The clinic offers free health screenings and referral services to other health agencies or physicians to address specific medical conditions. The clinic also provides opportunities to access specialty care. Services are provided regardless of ability to pay or based on a sliding fee scale.

The clinic’s goal is prevention through health education. Many health disparities affecting Austin and minority communities are preventable if residents receive the right information, Carwile explained. She cited that the national push to fight obesity rarely informs low-income communities how to read labels, eat right or exercise.

“We tell people: ‘You’re fat, lose weight,’ but we don’t tell them how to do that,” Carwile said. “It seems to me that a lot of stuff is being marketed to middle white America. … It’s cultural competence. It is understanding a way to reach out into those communities to work with them to educate them on the fact that they have choices.”

Education efforts will include weight management, appropriate exercise for arthritis and smoking cessation, which Carwile said are tied to musculoskeletal health.

Carwile networks with churches and community groups to inform them about the clinic’s services. The clinic wants to form partnerships and linkages with other neighboring Austin health centers to ensure wrap-around medical services.

Many residents suffer needless medical ailments because they don’t know where to go for medical care or how to access the system, Carwile said. Many are unaware or don’t know how to use social service programs like Medicaid or disability benefits that could connect them to medical care. The clinic, Carwile said, will help residents apply for those benefits.

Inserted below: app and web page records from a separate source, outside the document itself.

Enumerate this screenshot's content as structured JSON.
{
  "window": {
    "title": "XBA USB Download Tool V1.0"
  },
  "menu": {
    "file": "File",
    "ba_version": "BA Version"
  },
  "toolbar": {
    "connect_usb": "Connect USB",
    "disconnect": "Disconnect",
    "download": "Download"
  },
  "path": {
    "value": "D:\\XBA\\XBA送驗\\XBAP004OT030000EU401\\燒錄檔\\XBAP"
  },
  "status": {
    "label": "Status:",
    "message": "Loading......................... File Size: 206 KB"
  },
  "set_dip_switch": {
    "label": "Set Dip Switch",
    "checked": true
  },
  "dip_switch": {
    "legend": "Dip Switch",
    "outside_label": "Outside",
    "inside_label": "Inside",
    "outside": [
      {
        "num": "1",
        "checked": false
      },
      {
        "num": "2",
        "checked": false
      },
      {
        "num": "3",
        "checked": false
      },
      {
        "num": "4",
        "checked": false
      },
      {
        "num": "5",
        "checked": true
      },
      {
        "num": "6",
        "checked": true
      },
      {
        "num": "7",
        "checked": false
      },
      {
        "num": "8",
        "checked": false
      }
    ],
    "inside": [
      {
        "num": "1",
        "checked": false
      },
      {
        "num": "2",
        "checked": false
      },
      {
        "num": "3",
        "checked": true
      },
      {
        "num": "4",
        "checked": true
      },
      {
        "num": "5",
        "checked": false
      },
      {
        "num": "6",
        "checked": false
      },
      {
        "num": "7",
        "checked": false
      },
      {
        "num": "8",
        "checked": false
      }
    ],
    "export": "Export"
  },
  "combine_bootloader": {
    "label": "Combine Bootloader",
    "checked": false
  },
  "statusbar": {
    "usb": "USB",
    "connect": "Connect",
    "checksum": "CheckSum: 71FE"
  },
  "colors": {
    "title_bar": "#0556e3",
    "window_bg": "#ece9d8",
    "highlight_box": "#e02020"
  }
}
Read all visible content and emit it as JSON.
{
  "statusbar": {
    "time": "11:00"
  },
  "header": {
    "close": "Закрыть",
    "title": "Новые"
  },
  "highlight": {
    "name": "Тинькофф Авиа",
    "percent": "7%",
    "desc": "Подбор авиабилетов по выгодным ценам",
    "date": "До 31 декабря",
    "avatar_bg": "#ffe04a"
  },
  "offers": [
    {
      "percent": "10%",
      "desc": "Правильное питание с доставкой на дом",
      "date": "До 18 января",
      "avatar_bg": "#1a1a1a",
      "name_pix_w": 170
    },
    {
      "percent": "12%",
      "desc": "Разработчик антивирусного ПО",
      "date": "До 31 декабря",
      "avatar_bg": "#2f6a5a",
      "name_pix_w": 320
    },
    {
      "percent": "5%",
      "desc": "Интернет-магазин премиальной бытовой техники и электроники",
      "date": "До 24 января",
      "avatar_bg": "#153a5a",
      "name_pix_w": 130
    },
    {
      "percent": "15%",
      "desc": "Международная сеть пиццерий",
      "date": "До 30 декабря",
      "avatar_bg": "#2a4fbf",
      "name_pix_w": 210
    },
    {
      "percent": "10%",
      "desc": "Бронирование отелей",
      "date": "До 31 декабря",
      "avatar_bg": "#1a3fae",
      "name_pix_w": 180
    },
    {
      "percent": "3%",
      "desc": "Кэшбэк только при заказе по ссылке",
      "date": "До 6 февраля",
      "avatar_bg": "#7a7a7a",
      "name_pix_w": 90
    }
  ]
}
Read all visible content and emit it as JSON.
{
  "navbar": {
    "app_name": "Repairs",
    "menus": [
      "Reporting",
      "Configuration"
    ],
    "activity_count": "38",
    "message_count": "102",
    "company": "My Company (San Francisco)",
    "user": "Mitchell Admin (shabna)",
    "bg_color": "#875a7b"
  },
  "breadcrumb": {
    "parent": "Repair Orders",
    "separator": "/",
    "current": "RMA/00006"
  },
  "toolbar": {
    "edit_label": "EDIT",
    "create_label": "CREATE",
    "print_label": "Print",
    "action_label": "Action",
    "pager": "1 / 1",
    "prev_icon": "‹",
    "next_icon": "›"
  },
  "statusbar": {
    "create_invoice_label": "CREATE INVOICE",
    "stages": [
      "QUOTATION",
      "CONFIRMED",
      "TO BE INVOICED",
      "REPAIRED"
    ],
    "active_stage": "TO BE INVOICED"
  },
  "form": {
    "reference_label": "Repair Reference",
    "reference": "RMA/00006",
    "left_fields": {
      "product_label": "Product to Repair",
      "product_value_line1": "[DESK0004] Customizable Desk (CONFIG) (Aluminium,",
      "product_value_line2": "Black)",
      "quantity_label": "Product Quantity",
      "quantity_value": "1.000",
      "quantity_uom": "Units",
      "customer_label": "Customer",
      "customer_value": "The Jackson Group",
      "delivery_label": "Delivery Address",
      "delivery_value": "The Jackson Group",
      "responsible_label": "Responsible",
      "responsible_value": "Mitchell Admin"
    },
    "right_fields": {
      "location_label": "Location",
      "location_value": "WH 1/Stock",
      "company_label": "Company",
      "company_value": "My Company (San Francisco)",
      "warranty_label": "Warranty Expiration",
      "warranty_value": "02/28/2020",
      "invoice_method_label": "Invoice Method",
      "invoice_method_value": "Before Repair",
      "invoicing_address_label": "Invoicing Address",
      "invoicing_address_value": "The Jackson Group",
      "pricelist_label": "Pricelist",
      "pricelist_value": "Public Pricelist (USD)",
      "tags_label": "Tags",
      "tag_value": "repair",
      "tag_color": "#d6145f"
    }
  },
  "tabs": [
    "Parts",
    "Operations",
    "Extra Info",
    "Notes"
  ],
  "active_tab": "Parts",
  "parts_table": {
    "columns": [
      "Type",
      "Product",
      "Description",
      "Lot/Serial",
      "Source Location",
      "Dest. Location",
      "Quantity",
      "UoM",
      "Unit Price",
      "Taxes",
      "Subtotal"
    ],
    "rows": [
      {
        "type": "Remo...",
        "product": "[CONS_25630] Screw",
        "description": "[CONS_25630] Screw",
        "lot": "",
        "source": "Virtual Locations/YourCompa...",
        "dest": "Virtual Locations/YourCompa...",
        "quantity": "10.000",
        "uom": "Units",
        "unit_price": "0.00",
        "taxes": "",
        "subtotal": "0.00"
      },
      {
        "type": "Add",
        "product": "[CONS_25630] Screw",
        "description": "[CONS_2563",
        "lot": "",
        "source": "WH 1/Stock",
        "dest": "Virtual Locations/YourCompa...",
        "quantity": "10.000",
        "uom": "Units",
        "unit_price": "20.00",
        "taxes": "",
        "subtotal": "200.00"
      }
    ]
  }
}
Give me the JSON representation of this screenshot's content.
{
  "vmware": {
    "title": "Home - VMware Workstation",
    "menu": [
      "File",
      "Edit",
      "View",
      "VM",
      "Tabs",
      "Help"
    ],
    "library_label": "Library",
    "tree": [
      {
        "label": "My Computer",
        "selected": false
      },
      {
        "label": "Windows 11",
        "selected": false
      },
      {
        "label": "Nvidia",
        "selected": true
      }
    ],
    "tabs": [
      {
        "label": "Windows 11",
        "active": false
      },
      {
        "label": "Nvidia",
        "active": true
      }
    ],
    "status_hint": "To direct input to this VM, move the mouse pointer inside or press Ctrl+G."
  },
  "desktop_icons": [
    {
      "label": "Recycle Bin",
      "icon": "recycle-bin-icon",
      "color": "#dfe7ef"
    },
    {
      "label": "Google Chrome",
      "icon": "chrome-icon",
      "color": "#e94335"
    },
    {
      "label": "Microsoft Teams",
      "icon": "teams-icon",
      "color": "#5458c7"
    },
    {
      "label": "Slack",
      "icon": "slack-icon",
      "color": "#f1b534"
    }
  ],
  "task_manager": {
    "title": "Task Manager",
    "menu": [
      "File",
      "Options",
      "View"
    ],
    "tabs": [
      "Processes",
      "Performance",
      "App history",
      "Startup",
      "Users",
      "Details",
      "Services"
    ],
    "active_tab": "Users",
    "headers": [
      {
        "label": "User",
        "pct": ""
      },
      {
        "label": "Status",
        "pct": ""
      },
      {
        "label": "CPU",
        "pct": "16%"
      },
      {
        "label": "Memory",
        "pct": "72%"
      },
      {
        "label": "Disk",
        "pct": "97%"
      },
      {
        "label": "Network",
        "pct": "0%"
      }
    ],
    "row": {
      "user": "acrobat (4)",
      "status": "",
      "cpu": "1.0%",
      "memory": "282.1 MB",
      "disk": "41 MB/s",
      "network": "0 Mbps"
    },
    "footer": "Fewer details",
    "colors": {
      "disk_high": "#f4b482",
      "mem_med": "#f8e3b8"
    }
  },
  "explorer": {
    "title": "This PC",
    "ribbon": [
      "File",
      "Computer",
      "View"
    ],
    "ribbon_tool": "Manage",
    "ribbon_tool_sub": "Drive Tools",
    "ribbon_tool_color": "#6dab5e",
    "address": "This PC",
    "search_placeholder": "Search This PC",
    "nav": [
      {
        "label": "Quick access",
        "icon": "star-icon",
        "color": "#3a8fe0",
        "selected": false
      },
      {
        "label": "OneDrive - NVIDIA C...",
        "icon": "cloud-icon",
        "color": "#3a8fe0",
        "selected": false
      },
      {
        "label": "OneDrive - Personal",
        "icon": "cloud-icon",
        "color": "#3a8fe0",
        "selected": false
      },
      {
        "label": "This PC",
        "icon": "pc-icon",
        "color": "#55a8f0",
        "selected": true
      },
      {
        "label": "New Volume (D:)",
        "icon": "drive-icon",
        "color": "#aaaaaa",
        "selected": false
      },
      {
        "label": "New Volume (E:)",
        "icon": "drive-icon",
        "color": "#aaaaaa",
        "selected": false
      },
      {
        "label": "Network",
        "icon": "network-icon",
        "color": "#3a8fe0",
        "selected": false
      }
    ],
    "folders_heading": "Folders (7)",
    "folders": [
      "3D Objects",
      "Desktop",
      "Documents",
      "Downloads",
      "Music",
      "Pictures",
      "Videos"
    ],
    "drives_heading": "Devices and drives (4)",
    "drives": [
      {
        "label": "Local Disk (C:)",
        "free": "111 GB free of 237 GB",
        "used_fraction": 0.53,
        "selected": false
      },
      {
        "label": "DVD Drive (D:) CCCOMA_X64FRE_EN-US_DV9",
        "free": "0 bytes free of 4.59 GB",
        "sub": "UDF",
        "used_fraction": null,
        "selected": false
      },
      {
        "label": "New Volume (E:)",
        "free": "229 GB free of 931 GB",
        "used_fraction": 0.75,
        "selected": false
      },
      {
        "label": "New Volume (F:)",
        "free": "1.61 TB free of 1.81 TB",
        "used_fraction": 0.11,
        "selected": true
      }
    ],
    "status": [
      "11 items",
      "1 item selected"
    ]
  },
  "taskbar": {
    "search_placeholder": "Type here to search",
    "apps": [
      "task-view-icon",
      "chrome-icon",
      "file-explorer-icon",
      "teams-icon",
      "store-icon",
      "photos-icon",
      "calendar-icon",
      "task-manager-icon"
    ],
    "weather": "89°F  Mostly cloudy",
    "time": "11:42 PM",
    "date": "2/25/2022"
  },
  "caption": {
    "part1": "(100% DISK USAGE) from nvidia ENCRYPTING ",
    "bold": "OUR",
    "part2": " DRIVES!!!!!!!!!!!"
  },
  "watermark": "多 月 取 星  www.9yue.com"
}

“Our role is to facilitate and make sure they understand and that they are educated in their choices and are given choices,” Carwile said.

For more information, call 773-675-9900 or visit